Other Exterior IDS Sensor Candidates. The following provides a
brief description of other candidate sensors that may be used in conditions
when the most commonly deployed sensors are not suited. See the sources
identified in par. 4.5.1 for more details.
Electric Field Fence Sensor. An electric field fence sensor
consists of an alternating current field generator which excites a field
wire, one or more sensing wires that couple to the field, and an amplifier
and signal processor to amplify and detect changes in signal amplitude
generated by intrusions. A human body distorts the coupling between the
field and the sensing wires thus generating a signal. This sensor can be
employed to follow terrain and is useful over hilly terrain. Supervisory
circuits have been designed to detect cutting, shortening, or breaking of
wires. Zone lengths are typically 330 feet (100 m).
Seismic-Magnetic Buried Line Sensor. This sensor consists of
a cable that is sensitive to both seismic and magnetic disturbances and a
processor to evaluate signals that are generated in the cable. Detection is
based on the fact that seismic disturbances will either move the cables in
the earth's magnetic field or strain the magnetic core. Either will generate
a voltage in the sensing coil. This sensor is useful in remote areas, but
may suffer false alarms from wind-induced ground motion and other localized
pressure sources such as moving vehicles and trains.
Seismic Buried Line Sensor. There are three types of seismic
sensors: piezoelectric sensors, balanced pressure systems, and geophone line

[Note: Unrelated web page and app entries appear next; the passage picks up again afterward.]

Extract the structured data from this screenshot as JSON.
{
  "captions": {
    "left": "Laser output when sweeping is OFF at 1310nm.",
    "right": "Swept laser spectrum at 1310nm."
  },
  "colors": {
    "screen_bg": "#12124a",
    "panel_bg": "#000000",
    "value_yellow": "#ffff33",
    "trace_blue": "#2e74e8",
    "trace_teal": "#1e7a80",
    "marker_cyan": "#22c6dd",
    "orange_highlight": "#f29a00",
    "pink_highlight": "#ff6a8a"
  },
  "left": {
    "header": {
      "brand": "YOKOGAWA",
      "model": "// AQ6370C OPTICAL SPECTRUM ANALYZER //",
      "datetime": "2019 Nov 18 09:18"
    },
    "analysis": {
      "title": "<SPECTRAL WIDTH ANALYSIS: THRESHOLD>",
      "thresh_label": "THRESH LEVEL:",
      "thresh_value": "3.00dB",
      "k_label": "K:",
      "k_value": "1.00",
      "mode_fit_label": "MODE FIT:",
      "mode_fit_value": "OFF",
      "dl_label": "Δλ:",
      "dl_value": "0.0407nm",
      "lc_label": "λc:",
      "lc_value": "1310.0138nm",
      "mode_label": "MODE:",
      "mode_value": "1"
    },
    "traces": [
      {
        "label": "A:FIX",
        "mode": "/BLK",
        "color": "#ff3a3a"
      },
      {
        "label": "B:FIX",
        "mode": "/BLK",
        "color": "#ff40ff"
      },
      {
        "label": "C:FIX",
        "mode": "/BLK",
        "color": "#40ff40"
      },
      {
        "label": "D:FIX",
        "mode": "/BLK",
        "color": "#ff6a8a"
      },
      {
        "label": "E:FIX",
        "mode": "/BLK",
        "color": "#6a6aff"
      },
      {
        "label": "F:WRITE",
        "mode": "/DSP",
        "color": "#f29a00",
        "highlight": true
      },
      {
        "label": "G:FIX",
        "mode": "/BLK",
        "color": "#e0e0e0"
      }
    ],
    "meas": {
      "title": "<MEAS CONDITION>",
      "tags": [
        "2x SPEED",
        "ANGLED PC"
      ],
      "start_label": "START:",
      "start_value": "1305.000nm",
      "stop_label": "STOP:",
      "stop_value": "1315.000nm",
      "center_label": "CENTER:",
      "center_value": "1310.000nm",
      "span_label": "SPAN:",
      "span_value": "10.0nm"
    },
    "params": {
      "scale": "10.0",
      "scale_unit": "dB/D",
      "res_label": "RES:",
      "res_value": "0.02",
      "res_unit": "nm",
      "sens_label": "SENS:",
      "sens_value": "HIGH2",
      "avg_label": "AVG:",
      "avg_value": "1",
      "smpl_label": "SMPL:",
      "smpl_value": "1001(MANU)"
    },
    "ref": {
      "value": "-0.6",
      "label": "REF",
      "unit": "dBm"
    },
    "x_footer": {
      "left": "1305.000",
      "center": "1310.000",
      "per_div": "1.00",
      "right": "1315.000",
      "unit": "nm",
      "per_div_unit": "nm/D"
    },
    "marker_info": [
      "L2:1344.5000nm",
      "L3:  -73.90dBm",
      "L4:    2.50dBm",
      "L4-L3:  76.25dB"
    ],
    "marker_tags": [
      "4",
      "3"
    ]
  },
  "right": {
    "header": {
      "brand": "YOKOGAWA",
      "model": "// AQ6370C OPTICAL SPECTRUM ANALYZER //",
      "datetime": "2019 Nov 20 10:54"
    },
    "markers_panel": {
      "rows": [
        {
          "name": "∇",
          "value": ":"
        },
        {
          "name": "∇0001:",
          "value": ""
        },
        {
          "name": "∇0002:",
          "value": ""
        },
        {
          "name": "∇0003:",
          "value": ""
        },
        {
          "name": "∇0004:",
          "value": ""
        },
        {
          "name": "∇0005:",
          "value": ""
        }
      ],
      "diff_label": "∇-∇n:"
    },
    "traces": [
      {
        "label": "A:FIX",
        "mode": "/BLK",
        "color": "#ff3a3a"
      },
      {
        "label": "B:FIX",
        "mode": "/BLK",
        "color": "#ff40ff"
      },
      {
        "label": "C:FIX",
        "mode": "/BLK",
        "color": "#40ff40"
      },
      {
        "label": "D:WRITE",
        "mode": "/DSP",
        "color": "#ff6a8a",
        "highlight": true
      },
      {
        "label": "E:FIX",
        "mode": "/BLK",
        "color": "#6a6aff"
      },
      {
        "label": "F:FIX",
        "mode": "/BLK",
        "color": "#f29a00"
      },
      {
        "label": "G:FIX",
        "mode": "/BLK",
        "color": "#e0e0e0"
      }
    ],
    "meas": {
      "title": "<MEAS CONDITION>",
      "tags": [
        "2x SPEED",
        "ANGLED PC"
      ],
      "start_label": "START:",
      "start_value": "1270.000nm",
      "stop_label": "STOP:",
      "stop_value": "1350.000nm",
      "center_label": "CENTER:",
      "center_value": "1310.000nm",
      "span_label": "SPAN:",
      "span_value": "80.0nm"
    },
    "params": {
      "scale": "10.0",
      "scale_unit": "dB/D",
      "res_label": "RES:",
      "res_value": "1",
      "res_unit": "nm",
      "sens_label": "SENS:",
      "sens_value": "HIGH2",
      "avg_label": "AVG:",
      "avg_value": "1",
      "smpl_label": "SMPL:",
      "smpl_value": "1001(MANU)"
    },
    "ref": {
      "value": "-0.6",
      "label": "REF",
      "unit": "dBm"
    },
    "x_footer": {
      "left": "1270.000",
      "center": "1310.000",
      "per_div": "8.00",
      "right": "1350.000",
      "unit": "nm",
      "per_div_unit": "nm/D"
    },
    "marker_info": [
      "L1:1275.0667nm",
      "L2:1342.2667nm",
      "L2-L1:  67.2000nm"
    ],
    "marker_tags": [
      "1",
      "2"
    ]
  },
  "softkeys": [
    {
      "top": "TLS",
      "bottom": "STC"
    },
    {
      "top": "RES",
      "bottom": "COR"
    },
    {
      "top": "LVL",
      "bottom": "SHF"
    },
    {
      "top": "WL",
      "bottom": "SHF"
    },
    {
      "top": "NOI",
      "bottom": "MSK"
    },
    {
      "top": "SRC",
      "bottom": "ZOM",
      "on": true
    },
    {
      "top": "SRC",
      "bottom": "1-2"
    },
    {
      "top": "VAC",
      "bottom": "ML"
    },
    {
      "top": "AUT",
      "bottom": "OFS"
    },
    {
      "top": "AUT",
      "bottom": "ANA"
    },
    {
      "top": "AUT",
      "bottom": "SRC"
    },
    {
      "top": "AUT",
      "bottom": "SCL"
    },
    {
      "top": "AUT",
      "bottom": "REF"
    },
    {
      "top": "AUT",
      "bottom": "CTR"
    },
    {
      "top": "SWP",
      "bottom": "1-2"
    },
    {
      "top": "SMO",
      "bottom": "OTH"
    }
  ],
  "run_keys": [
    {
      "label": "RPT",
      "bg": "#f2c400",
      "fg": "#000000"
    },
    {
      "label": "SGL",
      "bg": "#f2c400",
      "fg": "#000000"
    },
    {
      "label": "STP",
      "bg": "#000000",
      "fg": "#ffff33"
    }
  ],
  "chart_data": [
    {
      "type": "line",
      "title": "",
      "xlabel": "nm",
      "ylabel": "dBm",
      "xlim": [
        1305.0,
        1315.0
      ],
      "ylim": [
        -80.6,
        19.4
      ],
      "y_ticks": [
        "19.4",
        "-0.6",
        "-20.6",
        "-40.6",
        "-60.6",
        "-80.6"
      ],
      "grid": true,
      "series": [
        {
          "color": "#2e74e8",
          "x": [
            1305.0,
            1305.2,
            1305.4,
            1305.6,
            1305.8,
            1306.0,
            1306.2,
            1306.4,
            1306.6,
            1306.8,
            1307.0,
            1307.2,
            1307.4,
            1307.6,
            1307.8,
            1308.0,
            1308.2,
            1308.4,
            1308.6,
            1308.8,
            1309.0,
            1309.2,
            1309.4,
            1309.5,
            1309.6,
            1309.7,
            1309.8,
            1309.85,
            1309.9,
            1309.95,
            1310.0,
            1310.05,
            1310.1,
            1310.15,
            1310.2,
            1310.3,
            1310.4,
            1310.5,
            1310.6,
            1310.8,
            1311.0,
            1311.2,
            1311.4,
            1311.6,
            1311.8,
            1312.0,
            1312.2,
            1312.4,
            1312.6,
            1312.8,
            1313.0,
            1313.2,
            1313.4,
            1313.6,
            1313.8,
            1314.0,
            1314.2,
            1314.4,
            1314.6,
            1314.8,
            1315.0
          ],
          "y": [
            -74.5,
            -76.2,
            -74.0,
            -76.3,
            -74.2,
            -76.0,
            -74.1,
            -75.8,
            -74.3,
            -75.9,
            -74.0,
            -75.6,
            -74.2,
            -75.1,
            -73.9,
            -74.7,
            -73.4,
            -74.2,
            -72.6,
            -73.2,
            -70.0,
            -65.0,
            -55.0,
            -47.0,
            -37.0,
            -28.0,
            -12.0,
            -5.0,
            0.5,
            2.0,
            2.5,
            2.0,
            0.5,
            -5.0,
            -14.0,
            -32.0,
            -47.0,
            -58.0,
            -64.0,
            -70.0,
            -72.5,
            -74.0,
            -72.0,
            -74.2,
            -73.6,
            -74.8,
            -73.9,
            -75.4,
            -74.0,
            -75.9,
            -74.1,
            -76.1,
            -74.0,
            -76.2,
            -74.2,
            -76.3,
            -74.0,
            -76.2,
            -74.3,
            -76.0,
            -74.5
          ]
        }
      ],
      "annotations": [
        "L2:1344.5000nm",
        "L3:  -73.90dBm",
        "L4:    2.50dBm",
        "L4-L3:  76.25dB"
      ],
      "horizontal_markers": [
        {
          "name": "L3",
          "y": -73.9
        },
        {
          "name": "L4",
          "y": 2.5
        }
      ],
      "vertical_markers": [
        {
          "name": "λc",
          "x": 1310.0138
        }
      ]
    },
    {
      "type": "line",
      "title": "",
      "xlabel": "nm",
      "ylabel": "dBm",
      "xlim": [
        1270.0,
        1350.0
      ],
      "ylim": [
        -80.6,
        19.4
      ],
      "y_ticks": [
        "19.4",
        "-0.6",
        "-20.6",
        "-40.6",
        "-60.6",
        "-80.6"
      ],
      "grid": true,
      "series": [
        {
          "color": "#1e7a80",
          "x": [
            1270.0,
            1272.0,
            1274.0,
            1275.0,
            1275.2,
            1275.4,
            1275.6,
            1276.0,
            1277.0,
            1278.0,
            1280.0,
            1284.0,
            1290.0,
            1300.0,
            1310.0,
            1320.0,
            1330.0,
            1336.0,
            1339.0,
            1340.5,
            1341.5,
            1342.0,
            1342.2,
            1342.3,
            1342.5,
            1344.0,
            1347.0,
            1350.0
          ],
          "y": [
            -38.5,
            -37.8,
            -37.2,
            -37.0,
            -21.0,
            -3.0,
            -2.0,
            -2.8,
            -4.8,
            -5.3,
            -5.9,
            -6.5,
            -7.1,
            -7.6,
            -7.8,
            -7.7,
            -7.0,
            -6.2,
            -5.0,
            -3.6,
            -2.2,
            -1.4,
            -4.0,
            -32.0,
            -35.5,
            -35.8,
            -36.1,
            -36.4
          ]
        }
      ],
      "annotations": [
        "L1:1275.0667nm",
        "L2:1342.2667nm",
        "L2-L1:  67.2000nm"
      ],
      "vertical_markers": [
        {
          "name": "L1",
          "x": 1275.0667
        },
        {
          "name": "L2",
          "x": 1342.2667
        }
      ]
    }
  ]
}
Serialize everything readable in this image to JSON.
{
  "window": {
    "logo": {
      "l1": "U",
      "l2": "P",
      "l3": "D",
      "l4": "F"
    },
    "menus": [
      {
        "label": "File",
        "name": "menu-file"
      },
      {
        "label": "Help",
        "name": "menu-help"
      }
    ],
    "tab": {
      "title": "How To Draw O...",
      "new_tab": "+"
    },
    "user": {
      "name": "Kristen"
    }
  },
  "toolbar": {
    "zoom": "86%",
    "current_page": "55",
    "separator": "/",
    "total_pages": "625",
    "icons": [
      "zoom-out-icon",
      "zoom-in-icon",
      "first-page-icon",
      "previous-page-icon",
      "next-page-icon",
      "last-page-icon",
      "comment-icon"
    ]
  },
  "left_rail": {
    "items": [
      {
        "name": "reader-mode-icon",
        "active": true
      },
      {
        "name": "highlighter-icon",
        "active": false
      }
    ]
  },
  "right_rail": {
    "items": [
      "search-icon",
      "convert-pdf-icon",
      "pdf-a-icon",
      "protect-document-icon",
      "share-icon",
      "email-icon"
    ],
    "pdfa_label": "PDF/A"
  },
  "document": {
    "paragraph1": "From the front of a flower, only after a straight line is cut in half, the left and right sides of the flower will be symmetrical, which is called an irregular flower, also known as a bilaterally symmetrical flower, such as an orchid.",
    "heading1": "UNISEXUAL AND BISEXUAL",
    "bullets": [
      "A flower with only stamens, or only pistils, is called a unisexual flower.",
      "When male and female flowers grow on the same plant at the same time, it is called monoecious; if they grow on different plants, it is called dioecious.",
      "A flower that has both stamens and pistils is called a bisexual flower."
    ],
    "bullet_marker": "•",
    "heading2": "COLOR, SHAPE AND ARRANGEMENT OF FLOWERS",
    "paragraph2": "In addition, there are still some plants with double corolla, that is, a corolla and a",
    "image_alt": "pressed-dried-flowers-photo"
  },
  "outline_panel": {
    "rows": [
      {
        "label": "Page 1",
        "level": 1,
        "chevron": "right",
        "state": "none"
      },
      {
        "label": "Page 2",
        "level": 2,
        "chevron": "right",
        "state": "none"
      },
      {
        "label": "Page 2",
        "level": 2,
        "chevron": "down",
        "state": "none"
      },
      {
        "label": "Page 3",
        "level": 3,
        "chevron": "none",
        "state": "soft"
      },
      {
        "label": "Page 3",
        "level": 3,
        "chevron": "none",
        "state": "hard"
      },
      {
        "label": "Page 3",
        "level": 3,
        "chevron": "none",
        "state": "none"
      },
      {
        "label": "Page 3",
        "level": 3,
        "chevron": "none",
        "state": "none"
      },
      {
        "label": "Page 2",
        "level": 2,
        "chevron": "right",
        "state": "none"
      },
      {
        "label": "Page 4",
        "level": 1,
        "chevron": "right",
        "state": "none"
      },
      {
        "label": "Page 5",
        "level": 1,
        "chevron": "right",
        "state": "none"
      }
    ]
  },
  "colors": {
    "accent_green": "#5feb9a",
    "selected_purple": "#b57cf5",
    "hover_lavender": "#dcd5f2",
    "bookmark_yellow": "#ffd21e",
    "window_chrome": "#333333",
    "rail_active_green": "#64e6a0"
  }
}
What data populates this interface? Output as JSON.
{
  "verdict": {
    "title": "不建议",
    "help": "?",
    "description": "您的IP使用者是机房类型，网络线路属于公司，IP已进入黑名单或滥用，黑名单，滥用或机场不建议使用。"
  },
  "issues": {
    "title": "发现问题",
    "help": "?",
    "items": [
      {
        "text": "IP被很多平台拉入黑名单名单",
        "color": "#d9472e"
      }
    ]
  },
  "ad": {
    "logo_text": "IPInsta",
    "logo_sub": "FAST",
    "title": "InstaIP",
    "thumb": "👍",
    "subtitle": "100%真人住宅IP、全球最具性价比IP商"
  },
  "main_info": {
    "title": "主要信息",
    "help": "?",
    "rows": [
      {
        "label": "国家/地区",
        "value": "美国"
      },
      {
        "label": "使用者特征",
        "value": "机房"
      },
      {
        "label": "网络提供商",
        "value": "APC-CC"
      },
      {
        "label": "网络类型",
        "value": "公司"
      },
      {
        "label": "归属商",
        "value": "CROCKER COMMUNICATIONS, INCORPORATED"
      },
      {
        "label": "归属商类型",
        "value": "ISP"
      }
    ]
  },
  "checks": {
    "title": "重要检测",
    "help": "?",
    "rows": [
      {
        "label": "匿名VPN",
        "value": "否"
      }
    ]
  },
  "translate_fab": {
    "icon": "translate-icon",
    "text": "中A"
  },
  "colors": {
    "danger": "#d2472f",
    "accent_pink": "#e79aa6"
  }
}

sensors. Each are activated by seismic energy generated by intruders and
each can follow irregular terrain and crooked sectors. Such sensors can be
used in combination with other sensors (such as microwave sensors) to
optimize detection capability while minimizing false alarms.
Magnetic Buried Line Sensor. This is a passive sensor that is
sensitive to disturbances in the local magnetic field caused by nearby
movement of ferromagnetic material. When an intruder with ferromagnetic
material crosses the loop, the electrical signal generated causes an alarm.
Electromechanical Fence Disturbance Sensor. When an attempt
is made to climb a fence, the fence moves. This motion can cause a switch
mechanism to open or close, generating an alarm. This is called an
electromechanical fence disturbance sensor. Electromechanical fence sensors
use a set of point transducers to detect fence motion. These point
transducers produce an analog signal, rather than a switch closure, and use
an electronic signal processor to extract alarm information from the signal.
sensor that operates on the principle of target motion generating a frequency
change or Doppler shift which is detected by the receiver. Such radars can
provide coverage over irregular terrain.